In your reply, print every line of the listing exactly and omit all images.

----- Supplied information

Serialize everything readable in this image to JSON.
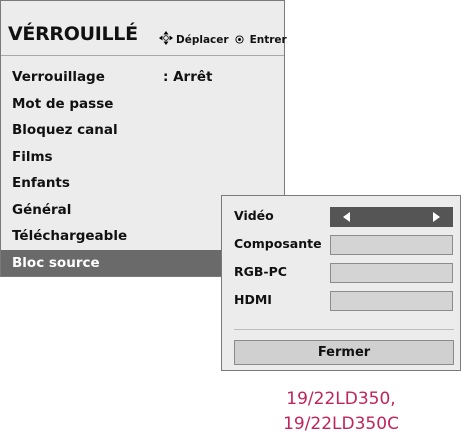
{
  "menu": {
    "title": "VÉRROUILLÉ",
    "hint_move": "Déplacer",
    "hint_enter": "Entrer",
    "items": [
      {
        "label": "Verrouillage",
        "value": ": Arrêt"
      },
      {
        "label": "Mot de passe"
      },
      {
        "label": "Bloquez canal"
      },
      {
        "label": "Films"
      },
      {
        "label": "Enfants"
      },
      {
        "label": "Général"
      },
      {
        "label": "Téléchargeable"
      },
      {
        "label": "Bloc source"
      }
    ]
  },
  "submenu": {
    "rows": [
      {
        "label": "Vidéo"
      },
      {
        "label": "Composante"
      },
      {
        "label": "RGB-PC"
      },
      {
        "label": "HDMI"
      }
    ],
    "close_label": "Fermer"
  },
  "caption": {
    "line1": "19/22LD350,",
    "line2": "19/22LD350C"
  },
  "colors": {
    "panel_bg": "#ececec",
    "selected_bg": "#6a6a6a",
    "active_box": "#555555",
    "caption": "#c0245a"
  },
  "icons": {
    "navigate": "four-way-arrows-icon",
    "ok": "ok-circle-icon",
    "left": "arrow-left-icon",
    "right": "arrow-right-icon"
  }
}
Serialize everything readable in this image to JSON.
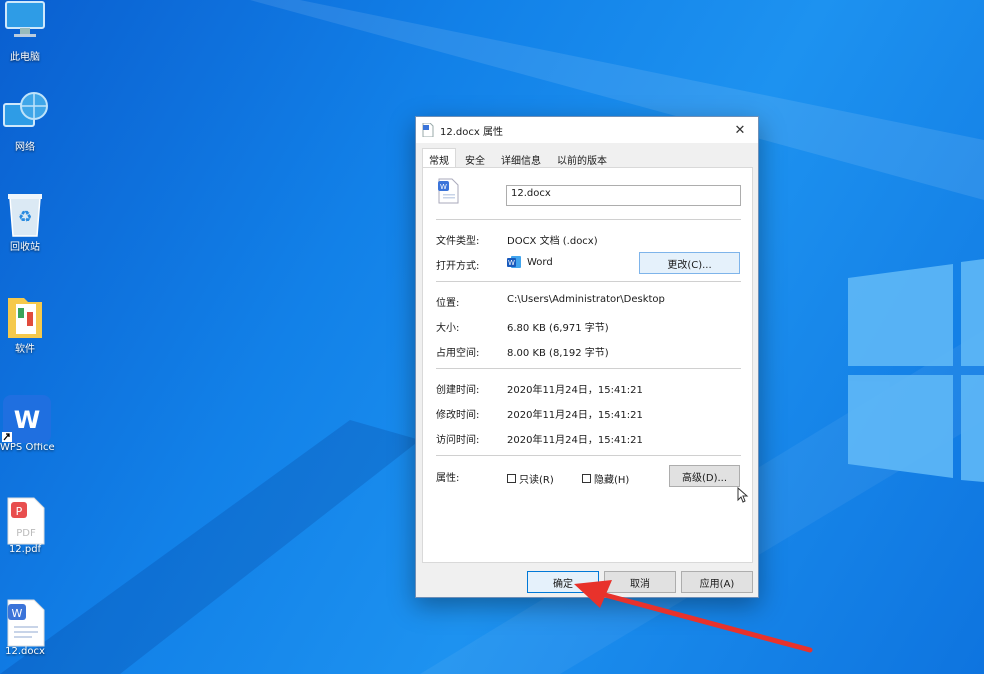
{
  "desktop": {
    "icons": [
      {
        "label": "此电脑",
        "icon": "computer-icon"
      },
      {
        "label": "网络",
        "icon": "network-icon"
      },
      {
        "label": "回收站",
        "icon": "recycle-bin-icon"
      },
      {
        "label": "软件",
        "icon": "folder-icon"
      },
      {
        "label": "WPS Office",
        "icon": "wps-office-icon"
      },
      {
        "label": "12.pdf",
        "icon": "pdf-file-icon"
      },
      {
        "label": "12.docx",
        "icon": "docx-file-icon"
      }
    ]
  },
  "dialog": {
    "title": "12.docx 属性",
    "close_glyph": "✕",
    "tabs": [
      "常规",
      "安全",
      "详细信息",
      "以前的版本"
    ],
    "file_name": "12.docx",
    "type_label": "文件类型:",
    "type_value": "DOCX 文档 (.docx)",
    "open_with_label": "打开方式:",
    "open_with_value": "Word",
    "change_button": "更改(C)...",
    "location_label": "位置:",
    "location_value": "C:\\Users\\Administrator\\Desktop",
    "size_label": "大小:",
    "size_value": "6.80 KB (6,971 字节)",
    "disk_size_label": "占用空间:",
    "disk_size_value": "8.00 KB (8,192 字节)",
    "created_label": "创建时间:",
    "created_value": "2020年11月24日，15:41:21",
    "modified_label": "修改时间:",
    "modified_value": "2020年11月24日，15:41:21",
    "accessed_label": "访问时间:",
    "accessed_value": "2020年11月24日，15:41:21",
    "attributes_label": "属性:",
    "readonly_label": "只读(R)",
    "hidden_label": "隐藏(H)",
    "advanced_button": "高级(D)...",
    "ok_button": "确定",
    "cancel_button": "取消",
    "apply_button": "应用(A)"
  },
  "colors": {
    "desktop_bg": "#1281e8",
    "annotation_arrow": "#e8322b",
    "focus_border": "#0078d7"
  }
}
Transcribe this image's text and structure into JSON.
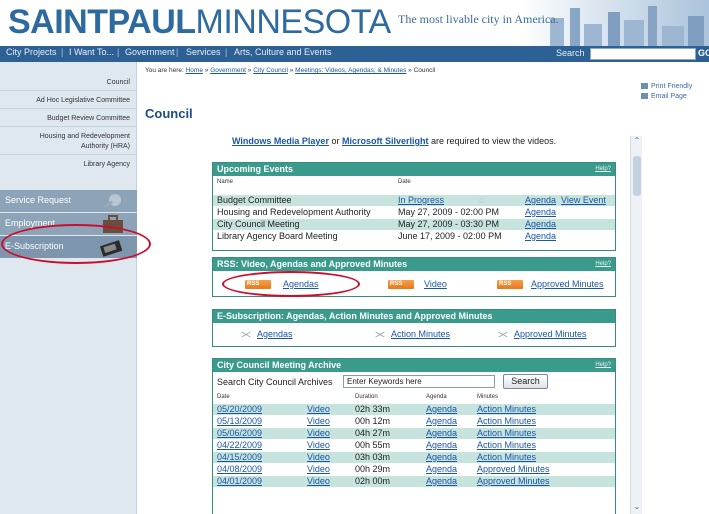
{
  "header": {
    "logo_part1": "SAINTPAUL",
    "logo_part2": "MINNESOTA",
    "tagline": "The most livable city in America."
  },
  "nav": {
    "items": [
      "City Projects",
      "I Want To...",
      "Government",
      "Services",
      "Arts, Culture and Events"
    ],
    "search_label": "Search",
    "search_go": "GO"
  },
  "sidebar": {
    "subitems": [
      "Council",
      "Ad Hoc Legislative Committee",
      "Budget Review Committee",
      "Housing and Redevelopment",
      "Authority (HRA)",
      "Library Agency"
    ],
    "buttons": [
      "Service Request",
      "Employment",
      "E-Subscription"
    ]
  },
  "breadcrumb": {
    "prefix": "You are here:",
    "links": [
      "Home",
      "Government",
      "City Council",
      "Meetings: Videos, Agendas, & Minutes"
    ],
    "sep": "»",
    "current": "Council"
  },
  "page": {
    "title": "Council",
    "print": "Print Friendly",
    "email": "Email Page"
  },
  "player_note": {
    "link1": "Windows Media Player",
    "mid": "or",
    "link2": "Microsoft Silverlight",
    "suffix": "are required to view the videos."
  },
  "upcoming": {
    "title": "Upcoming Events",
    "help": "Help?",
    "col_name": "Name",
    "col_date": "Date",
    "rows": [
      {
        "name": "Budget Committee",
        "date": "In Progress",
        "agenda": "Agenda",
        "extra": "View Event"
      },
      {
        "name": "Housing and Redevelopment Authority",
        "date": "May 27, 2009 - 02:00 PM",
        "agenda": "Agenda",
        "extra": ""
      },
      {
        "name": "City Council Meeting",
        "date": "May 27, 2009 - 03:30 PM",
        "agenda": "Agenda",
        "extra": ""
      },
      {
        "name": "Library Agency Board Meeting",
        "date": "June 17, 2009 - 02:00 PM",
        "agenda": "Agenda",
        "extra": ""
      }
    ]
  },
  "rss": {
    "title": "RSS: Video, Agendas and Approved Minutes",
    "help": "Help?",
    "badge": "RSS",
    "links": [
      "Agendas",
      "Video",
      "Approved Minutes"
    ]
  },
  "esub": {
    "title": "E-Subscription: Agendas, Action Minutes and Approved Minutes",
    "links": [
      "Agendas",
      "Action Minutes",
      "Approved Minutes"
    ]
  },
  "archive": {
    "title": "City Council Meeting Archive",
    "help": "Help?",
    "search_label": "Search City Council Archives",
    "search_value": "Enter Keywords here",
    "search_button": "Search",
    "cols": [
      "Date",
      "Duration",
      "Agenda",
      "Minutes"
    ],
    "rows": [
      {
        "date": "05/20/2009",
        "video": "Video",
        "duration": "02h 33m",
        "agenda": "Agenda",
        "minutes": "Action Minutes"
      },
      {
        "date": "05/13/2009",
        "video": "Video",
        "duration": "00h 12m",
        "agenda": "Agenda",
        "minutes": "Action Minutes"
      },
      {
        "date": "05/06/2009",
        "video": "Video",
        "duration": "04h 27m",
        "agenda": "Agenda",
        "minutes": "Action Minutes"
      },
      {
        "date": "04/22/2009",
        "video": "Video",
        "duration": "00h 55m",
        "agenda": "Agenda",
        "minutes": "Action Minutes"
      },
      {
        "date": "04/15/2009",
        "video": "Video",
        "duration": "03h 03m",
        "agenda": "Agenda",
        "minutes": "Action Minutes"
      },
      {
        "date": "04/08/2009",
        "video": "Video",
        "duration": "00h 29m",
        "agenda": "Agenda",
        "minutes": "Approved Minutes"
      },
      {
        "date": "04/01/2009",
        "video": "Video",
        "duration": "02h 00m",
        "agenda": "Agenda",
        "minutes": "Approved Minutes"
      }
    ]
  },
  "colors": {
    "brand_blue": "#2d6aa0",
    "nav_blue": "#2d6196",
    "panel_teal": "#3a9b8c",
    "row_alt": "#c7e3dd",
    "annotation_red": "#c8102e"
  }
}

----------

Finished exercise:
Serialize everything readable in this image to JSON.
{
  "menu": {
    "title": "VÉRROUILLÉ",
    "hint_move": "Déplacer",
    "hint_enter": "Entrer",
    "items": [
      {
        "label": "Verrouillage",
        "value": ": Arrêt"
      },
      {
        "label": "Mot de passe"
      },
      {
        "label": "Bloquez canal"
      },
      {
        "label": "Films"
      },
      {
        "label": "Enfants"
      },
      {
        "label": "Général"
      },
      {
        "label": "Téléchargeable"
      },
      {
        "label": "Bloc source"
      }
    ]
  },
  "submenu": {
    "rows": [
      {
        "label": "Vidéo"
      },
      {
        "label": "Composante"
      },
      {
        "label": "RGB-PC"
      },
      {
        "label": "HDMI"
      }
    ],
    "close_label": "Fermer"
  },
  "caption": {
    "line1": "19/22LD350,",
    "line2": "19/22LD350C"
  },
  "colors": {
    "panel_bg": "#ececec",
    "selected_bg": "#6a6a6a",
    "active_box": "#555555",
    "caption": "#c0245a"
  },
  "icons": {
    "navigate": "four-way-arrows-icon",
    "ok": "ok-circle-icon",
    "left": "arrow-left-icon",
    "right": "arrow-right-icon"
  }
}
Serialize everything readable in this image to JSON.
{
  "desktop": {
    "icons": [
      {
        "label": "此电脑",
        "icon": "computer-icon"
      },
      {
        "label": "网络",
        "icon": "network-icon"
      },
      {
        "label": "回收站",
        "icon": "recycle-bin-icon"
      },
      {
        "label": "软件",
        "icon": "folder-icon"
      },
      {
        "label": "WPS Office",
        "icon": "wps-office-icon"
      },
      {
        "label": "12.pdf",
        "icon": "pdf-file-icon"
      },
      {
        "label": "12.docx",
        "icon": "docx-file-icon"
      }
    ]
  },
  "dialog": {
    "title": "12.docx 属性",
    "close_glyph": "✕",
    "tabs": [
      "常规",
      "安全",
      "详细信息",
      "以前的版本"
    ],
    "file_name": "12.docx",
    "type_label": "文件类型:",
    "type_value": "DOCX 文档 (.docx)",
    "open_with_label": "打开方式:",
    "open_with_value": "Word",
    "change_button": "更改(C)...",
    "location_label": "位置:",
    "location_value": "C:\\Users\\Administrator\\Desktop",
    "size_label": "大小:",
    "size_value": "6.80 KB (6,971 字节)",
    "disk_size_label": "占用空间:",
    "disk_size_value": "8.00 KB (8,192 字节)",
    "created_label": "创建时间:",
    "created_value": "2020年11月24日，15:41:21",
    "modified_label": "修改时间:",
    "modified_value": "2020年11月24日，15:41:21",
    "accessed_label": "访问时间:",
    "accessed_value": "2020年11月24日，15:41:21",
    "attributes_label": "属性:",
    "readonly_label": "只读(R)",
    "hidden_label": "隐藏(H)",
    "advanced_button": "高级(D)...",
    "ok_button": "确定",
    "cancel_button": "取消",
    "apply_button": "应用(A)"
  },
  "colors": {
    "desktop_bg": "#1281e8",
    "annotation_arrow": "#e8322b",
    "focus_border": "#0078d7"
  }
}
Transcribe this image's text and structure into JSON.
{
  "header": {
    "logo_part1": "SAINTPAUL",
    "logo_part2": "MINNESOTA",
    "tagline": "The most livable city in America."
  },
  "nav": {
    "items": [
      "City Projects",
      "I Want To...",
      "Government",
      "Services",
      "Arts, Culture and Events"
    ],
    "search_label": "Search",
    "search_go": "GO"
  },
  "sidebar": {
    "subitems": [
      "Council",
      "Ad Hoc Legislative Committee",
      "Budget Review Committee",
      "Housing and Redevelopment",
      "Authority (HRA)",
      "Library Agency"
    ],
    "buttons": [
      "Service Request",
      "Employment",
      "E-Subscription"
    ]
  },
  "breadcrumb": {
    "prefix": "You are here:",
    "links": [
      "Home",
      "Government",
      "City Council",
      "Meetings: Videos, Agendas, & Minutes"
    ],
    "sep": "»",
    "current": "Council"
  },
  "page": {
    "title": "Council",
    "print": "Print Friendly",
    "email": "Email Page"
  },
  "player_note": {
    "link1": "Windows Media Player",
    "mid": "or",
    "link2": "Microsoft Silverlight",
    "suffix": "are required to view the videos."
  },
  "upcoming": {
    "title": "Upcoming Events",
    "help": "Help?",
    "col_name": "Name",
    "col_date": "Date",
    "rows": [
      {
        "name": "Budget Committee",
        "date": "In Progress",
        "agenda": "Agenda",
        "extra": "View Event"
      },
      {
        "name": "Housing and Redevelopment Authority",
        "date": "May 27, 2009 - 02:00 PM",
        "agenda": "Agenda",
        "extra": ""
      },
      {
        "name": "City Council Meeting",
        "date": "May 27, 2009 - 03:30 PM",
        "agenda": "Agenda",
        "extra": ""
      },
      {
        "name": "Library Agency Board Meeting",
        "date": "June 17, 2009 - 02:00 PM",
        "agenda": "Agenda",
        "extra": ""
      }
    ]
  },
  "rss": {
    "title": "RSS: Video, Agendas and Approved Minutes",
    "help": "Help?",
    "badge": "RSS",
    "links": [
      "Agendas",
      "Video",
      "Approved Minutes"
    ]
  },
  "esub": {
    "title": "E-Subscription: Agendas, Action Minutes and Approved Minutes",
    "links": [
      "Agendas",
      "Action Minutes",
      "Approved Minutes"
    ]
  },
  "archive": {
    "title": "City Council Meeting Archive",
    "help": "Help?",
    "search_label": "Search City Council Archives",
    "search_value": "Enter Keywords here",
    "search_button": "Search",
    "cols": [
      "Date",
      "Duration",
      "Agenda",
      "Minutes"
    ],
    "rows": [
      {
        "date": "05/20/2009",
        "video": "Video",
        "duration": "02h 33m",
        "agenda": "Agenda",
        "minutes": "Action Minutes"
      },
      {
        "date": "05/13/2009",
        "video": "Video",
        "duration": "00h 12m",
        "agenda": "Agenda",
        "minutes": "Action Minutes"
      },
      {
        "date": "05/06/2009",
        "video": "Video",
        "duration": "04h 27m",
        "agenda": "Agenda",
        "minutes": "Action Minutes"
      },
      {
        "date": "04/22/2009",
        "video": "Video",
        "duration": "00h 55m",
        "agenda": "Agenda",
        "minutes": "Action Minutes"
      },
      {
        "date": "04/15/2009",
        "video": "Video",
        "duration": "03h 03m",
        "agenda": "Agenda",
        "minutes": "Action Minutes"
      },
      {
        "date": "04/08/2009",
        "video": "Video",
        "duration": "00h 29m",
        "agenda": "Agenda",
        "minutes": "Approved Minutes"
      },
      {
        "date": "04/01/2009",
        "video": "Video",
        "duration": "02h 00m",
        "agenda": "Agenda",
        "minutes": "Approved Minutes"
      }
    ]
  },
  "colors": {
    "brand_blue": "#2d6aa0",
    "nav_blue": "#2d6196",
    "panel_teal": "#3a9b8c",
    "row_alt": "#c7e3dd",
    "annotation_red": "#c8102e"
  }
}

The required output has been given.